Traditional media is struggling. There is a lack of trust and a disinterest in television and print, leading to social media becoming the predominant news outlet of choice for young people today.

More alarming than viewing news articles on Facebook, millennials have been creating their own video media on YouTube for years. Viewers choose their own content, with the potential to reach audiences traditional media could only dream of reaching. It’s no surprise journos and TV outlets are salty. Whilst the media struggle severely with their income, self-made bedroom stars such as Zoella are making millions; something traditional media is quick to remind us of.




Reports from the media in relation to YouTube obsess over money. This could be viewed as an attempt to shade creators and distance them from their viewers. The trust between followers and YouTubers cannot be so easily damaged, however, when in fact creators are consistently transparent with their earnings and sponsors.

A weak attempt, media hits back at Youtubers with political correctness, slating unfiltered situations out of context causing scandals, the most notable attack on Pewdiepie.

A Youtuber known for his comedic game-walkthrough videos had been accused by the Wall Street Journal of being anti-semitic. This was due to a video in which, whilst demonstrating the extent that you can push the website ‘Fiver’, he dared/paid two men to hold up a sign that read ‘death to all Jews’. The Youtuber explained that he only intended to mock the website and that he made a mistake and took things too far. This mistake was enough to condemn the star entirely thus leading him to lose ties with Disney.

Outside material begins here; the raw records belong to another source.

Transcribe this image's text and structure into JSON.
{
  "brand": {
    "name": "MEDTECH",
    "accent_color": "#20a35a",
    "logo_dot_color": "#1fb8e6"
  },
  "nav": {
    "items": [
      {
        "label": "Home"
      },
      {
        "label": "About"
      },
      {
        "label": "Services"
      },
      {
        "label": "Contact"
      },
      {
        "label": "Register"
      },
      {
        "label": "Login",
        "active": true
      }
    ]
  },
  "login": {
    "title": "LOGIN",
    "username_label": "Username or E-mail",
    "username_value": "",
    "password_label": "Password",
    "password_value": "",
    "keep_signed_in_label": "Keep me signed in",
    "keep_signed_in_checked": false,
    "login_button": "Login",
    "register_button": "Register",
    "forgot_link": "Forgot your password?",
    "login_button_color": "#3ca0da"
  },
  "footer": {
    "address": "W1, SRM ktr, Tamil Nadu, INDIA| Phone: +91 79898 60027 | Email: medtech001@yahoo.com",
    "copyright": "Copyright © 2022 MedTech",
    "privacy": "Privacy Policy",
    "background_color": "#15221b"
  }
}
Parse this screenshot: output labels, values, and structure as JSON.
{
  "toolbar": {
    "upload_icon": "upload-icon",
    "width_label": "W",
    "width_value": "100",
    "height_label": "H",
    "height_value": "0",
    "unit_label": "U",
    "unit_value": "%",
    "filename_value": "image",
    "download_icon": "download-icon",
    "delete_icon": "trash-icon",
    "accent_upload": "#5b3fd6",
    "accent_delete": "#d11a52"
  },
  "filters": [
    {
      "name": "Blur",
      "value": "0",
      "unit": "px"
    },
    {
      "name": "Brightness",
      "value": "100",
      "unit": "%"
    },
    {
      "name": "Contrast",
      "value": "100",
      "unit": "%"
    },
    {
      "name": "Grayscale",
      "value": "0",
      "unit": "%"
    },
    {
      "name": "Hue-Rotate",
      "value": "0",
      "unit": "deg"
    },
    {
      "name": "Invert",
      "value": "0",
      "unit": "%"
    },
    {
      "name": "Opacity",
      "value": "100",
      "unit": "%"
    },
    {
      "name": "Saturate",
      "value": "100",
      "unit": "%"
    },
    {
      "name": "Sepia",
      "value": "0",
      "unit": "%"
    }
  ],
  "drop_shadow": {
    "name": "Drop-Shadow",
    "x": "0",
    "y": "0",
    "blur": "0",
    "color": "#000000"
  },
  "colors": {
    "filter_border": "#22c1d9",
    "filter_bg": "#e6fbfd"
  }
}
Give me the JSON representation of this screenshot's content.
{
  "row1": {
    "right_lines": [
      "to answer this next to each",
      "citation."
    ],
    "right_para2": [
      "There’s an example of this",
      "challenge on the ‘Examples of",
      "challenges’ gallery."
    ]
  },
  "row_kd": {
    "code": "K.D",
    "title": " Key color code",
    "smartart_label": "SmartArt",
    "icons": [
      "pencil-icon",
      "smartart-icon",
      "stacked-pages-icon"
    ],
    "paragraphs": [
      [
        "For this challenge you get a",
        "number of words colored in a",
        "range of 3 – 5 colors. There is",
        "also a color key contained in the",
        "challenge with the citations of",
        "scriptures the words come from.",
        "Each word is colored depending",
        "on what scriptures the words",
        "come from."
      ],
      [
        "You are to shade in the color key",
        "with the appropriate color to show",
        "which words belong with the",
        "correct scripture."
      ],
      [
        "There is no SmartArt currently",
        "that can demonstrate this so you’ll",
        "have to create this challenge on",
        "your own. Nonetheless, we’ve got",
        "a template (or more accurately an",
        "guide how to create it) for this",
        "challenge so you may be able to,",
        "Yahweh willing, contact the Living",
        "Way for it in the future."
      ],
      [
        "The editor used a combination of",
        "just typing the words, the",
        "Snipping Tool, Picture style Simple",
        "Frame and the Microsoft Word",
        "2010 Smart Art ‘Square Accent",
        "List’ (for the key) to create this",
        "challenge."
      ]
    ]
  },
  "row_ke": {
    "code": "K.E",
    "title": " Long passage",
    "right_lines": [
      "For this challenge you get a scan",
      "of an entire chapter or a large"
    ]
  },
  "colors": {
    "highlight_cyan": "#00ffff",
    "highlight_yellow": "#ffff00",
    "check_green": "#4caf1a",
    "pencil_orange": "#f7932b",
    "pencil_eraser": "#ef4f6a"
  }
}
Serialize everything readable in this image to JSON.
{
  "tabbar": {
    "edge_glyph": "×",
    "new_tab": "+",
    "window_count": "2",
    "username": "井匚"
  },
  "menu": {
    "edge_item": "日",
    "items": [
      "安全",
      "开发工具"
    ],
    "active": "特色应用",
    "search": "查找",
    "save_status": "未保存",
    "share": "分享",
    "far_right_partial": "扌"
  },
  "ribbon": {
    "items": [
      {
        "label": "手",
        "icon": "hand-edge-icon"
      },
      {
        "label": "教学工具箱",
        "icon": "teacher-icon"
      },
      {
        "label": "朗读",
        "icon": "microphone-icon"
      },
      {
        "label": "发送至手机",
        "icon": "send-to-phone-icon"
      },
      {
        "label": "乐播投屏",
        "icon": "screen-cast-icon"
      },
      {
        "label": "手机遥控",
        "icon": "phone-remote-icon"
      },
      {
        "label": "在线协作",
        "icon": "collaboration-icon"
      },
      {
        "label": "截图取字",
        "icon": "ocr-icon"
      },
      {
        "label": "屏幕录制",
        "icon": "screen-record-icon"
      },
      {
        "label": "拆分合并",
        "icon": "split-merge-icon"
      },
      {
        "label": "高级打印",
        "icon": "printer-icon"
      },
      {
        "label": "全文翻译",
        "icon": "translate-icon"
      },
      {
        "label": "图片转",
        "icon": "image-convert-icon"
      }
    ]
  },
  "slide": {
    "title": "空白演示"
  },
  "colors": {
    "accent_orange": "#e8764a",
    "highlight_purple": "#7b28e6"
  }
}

The obvious distinction between Youtube media and traditional media is filtering. TV, print and the likes are constrained by rules and regulations, expected of them now by the public. This professional tone sadly distances viewers from the media; robot perfectionists are not relatable. Youtube, however, is significantly lax in its content, well it is for the moment anyhow.

Following the incident with Pewdiepie, Advertisers grew more sceptical and observant of the creators they sponsored and quickly began to pull out of videos and subsequently Youtube, causing a worrying loss of income for many who depend on it.

Youtube is tightening its idea of controversial content, anything not strictly ‘family friendly’ is demonetised.

The row continues and creators have been open and critical on their channels of the changes to Youtube, voicing their concern and even the possibility of having to leave their Youtube career.



It is difficult to deny old media’s negative view of Youtube, especially with skits such as ‘Pls Like’ aired on the BBC.


Image – BBC Media Centre/Latest News

The show follows a character looking to win a sum of money by entering and winning a Vlogging competition. He sarcastically judges and mocks vlogging and Youtube stars, that they appear to be shallow, sell-outs, fakes and the idiot youth. Of course, it has to be viewed in context as a comedic sketch show but under the circumstances and state of Youtube vs Media at the moment, this attitude is a little coincidental.

There will always be a demand for Youtube. Viewers are spoilt with content on almost anything, topics as niche as ‘videos of me cleaning my house’. There are whole families and communities of fans and viewers who are well appreciated and hailed by creators. All this and the feeling that ‘you can do it too’. Many creators started small, just themselves, an idea and a camera  –  a goal achievable for viewers. Youtube is relatable and accessible and their fans’ loyalty and support in this battle prove that Youtube isn’t going anywhere.



‘This article was posted on Ruthless Magazine – All images sourced by them’